Complete step by step answer:
There are a total of twenty six $\alpha -$amino acids that are found in proteins and they differ based on the nature of their side chain groups that determines the properties of the protein.
$\alpha -$amino acids possess the following properties:

-They are colourless, non-volatile crystalline solids.
-They melt with decomposition at very high temperatures.
-They are soluble in water but are insoluble in non-polar solvents.
-They exist as internal salt or zwitterion: Since amino acids contain both an acidic group (carboxyl group) and a basic group (amino group), they neutralise each other through the transfer of a proton from the carboxyl group to the amino group present in the molecule. The resultant ion is called a dipolar ion.

It is because of this zwitterion structure that the $\alpha -$amino acids have a crystalline structure and possess a high melting point.

Halo-acids are halogen derivatives of the carboxylic acids example 2-Chlorocarboxylic acids. Because they do comprise of halogen and –COOH groups, these molecules will possess dipole-dipole interactions but amino acids consist of stronger dipole-dipole interactions as well as electrostatic forces of attractions because of their dipolar nature.

Hence the correct answer is (a) Amino acids exist as zwitterion resulting in strong dipole-dipole interaction.

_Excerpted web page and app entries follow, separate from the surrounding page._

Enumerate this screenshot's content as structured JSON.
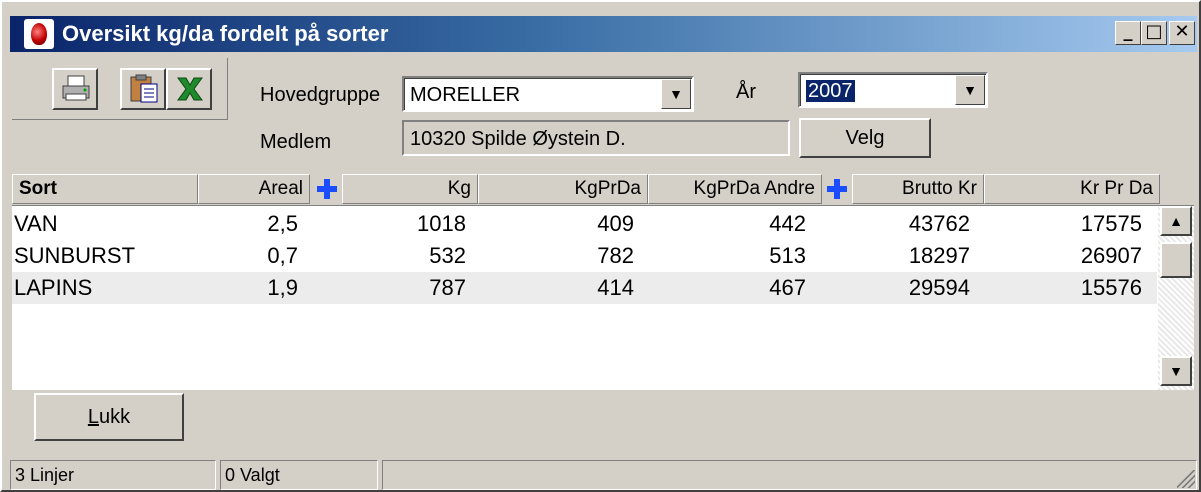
{
  "window": {
    "title": "Oversikt kg/da fordelt på sorter",
    "minimize": "_",
    "maximize": "□",
    "close": "✕"
  },
  "toolbar": {
    "icons": [
      "printer-icon",
      "clipboard-icon",
      "excel-icon"
    ]
  },
  "filters": {
    "hovedgruppe_label": "Hovedgruppe",
    "hovedgruppe_value": "MORELLER",
    "aar_label": "År",
    "aar_value": "2007",
    "medlem_label": "Medlem",
    "medlem_value": "10320 Spilde Øystein D.",
    "velg_label": "Velg"
  },
  "grid": {
    "columns": [
      "Sort",
      "Areal",
      "Kg",
      "KgPrDa",
      "KgPrDa Andre",
      "Brutto Kr",
      "Kr Pr Da"
    ],
    "rows": [
      [
        "VAN",
        "2,5",
        "1018",
        "409",
        "442",
        "43762",
        "17575"
      ],
      [
        "SUNBURST",
        "0,7",
        "532",
        "782",
        "513",
        "18297",
        "26907"
      ],
      [
        "LAPINS",
        "1,9",
        "787",
        "414",
        "467",
        "29594",
        "15576"
      ]
    ]
  },
  "actions": {
    "lukk_prefix": "L",
    "lukk_rest": "ukk"
  },
  "status": {
    "lines": "3 Linjer",
    "selected": "0 Valgt",
    "extra": ""
  },
  "colors": {
    "face": "#d4d0c8",
    "title_start": "#0a246a",
    "title_end": "#a6caf0",
    "plus_blue": "#1a4dff",
    "selection": "#0a246a"
  }
}
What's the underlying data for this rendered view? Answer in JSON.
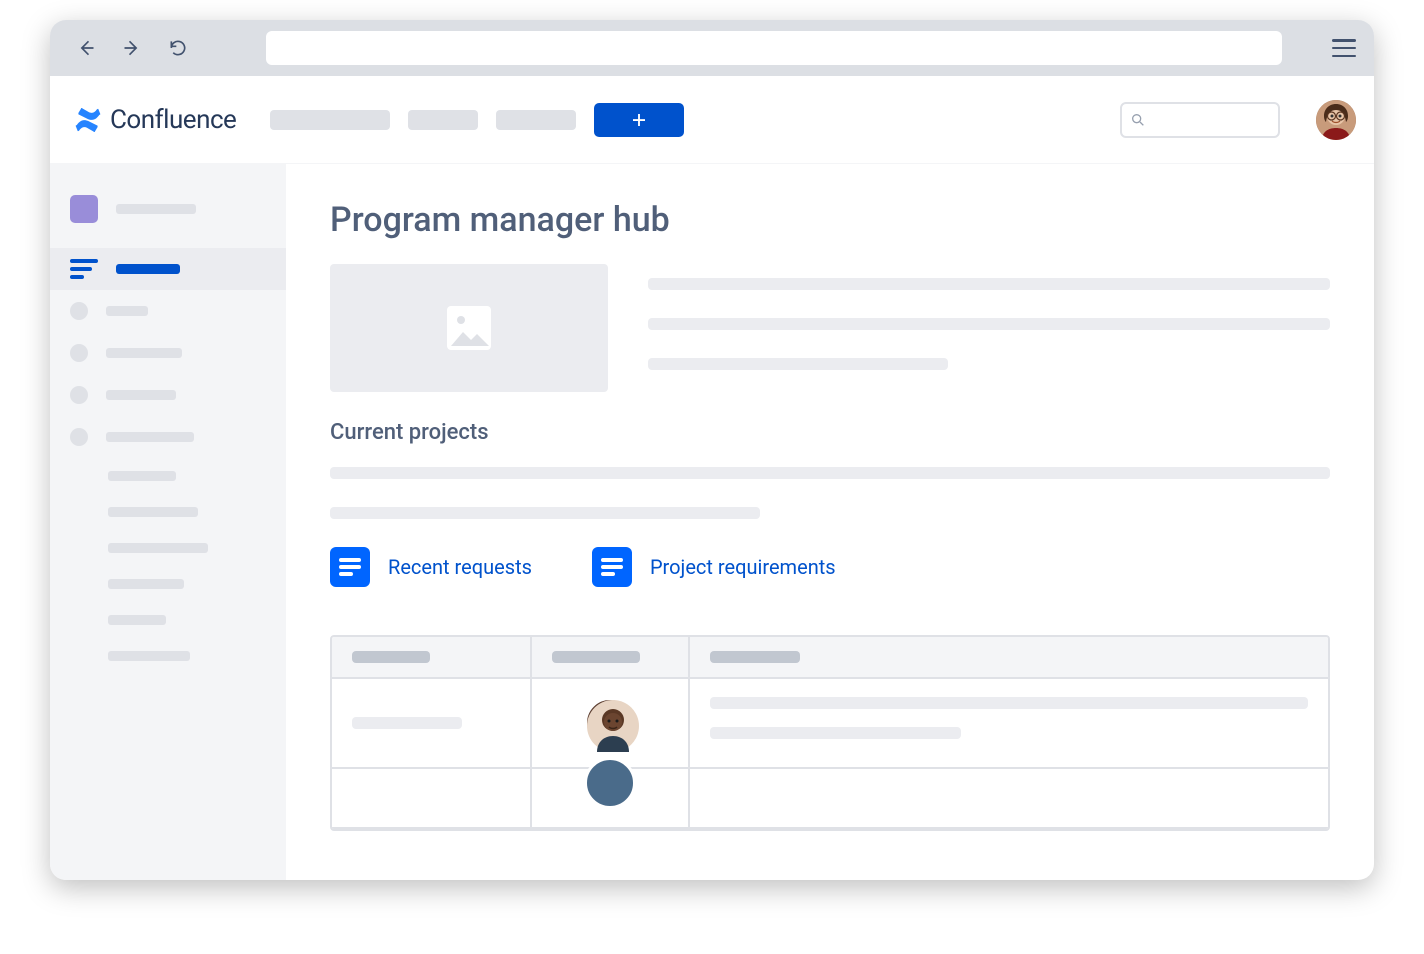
{
  "app": {
    "name": "Confluence"
  },
  "page": {
    "title": "Program manager hub",
    "section_current_projects": "Current projects"
  },
  "links": {
    "recent_requests": "Recent requests",
    "project_requirements": "Project requirements"
  }
}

The chemical properties of the members of a homologous series similar though the first member may vary considerably from the rest of the members. The successive members of a homologous series differ by a \[C{{H}_{2}}\] group or by 14 mass units.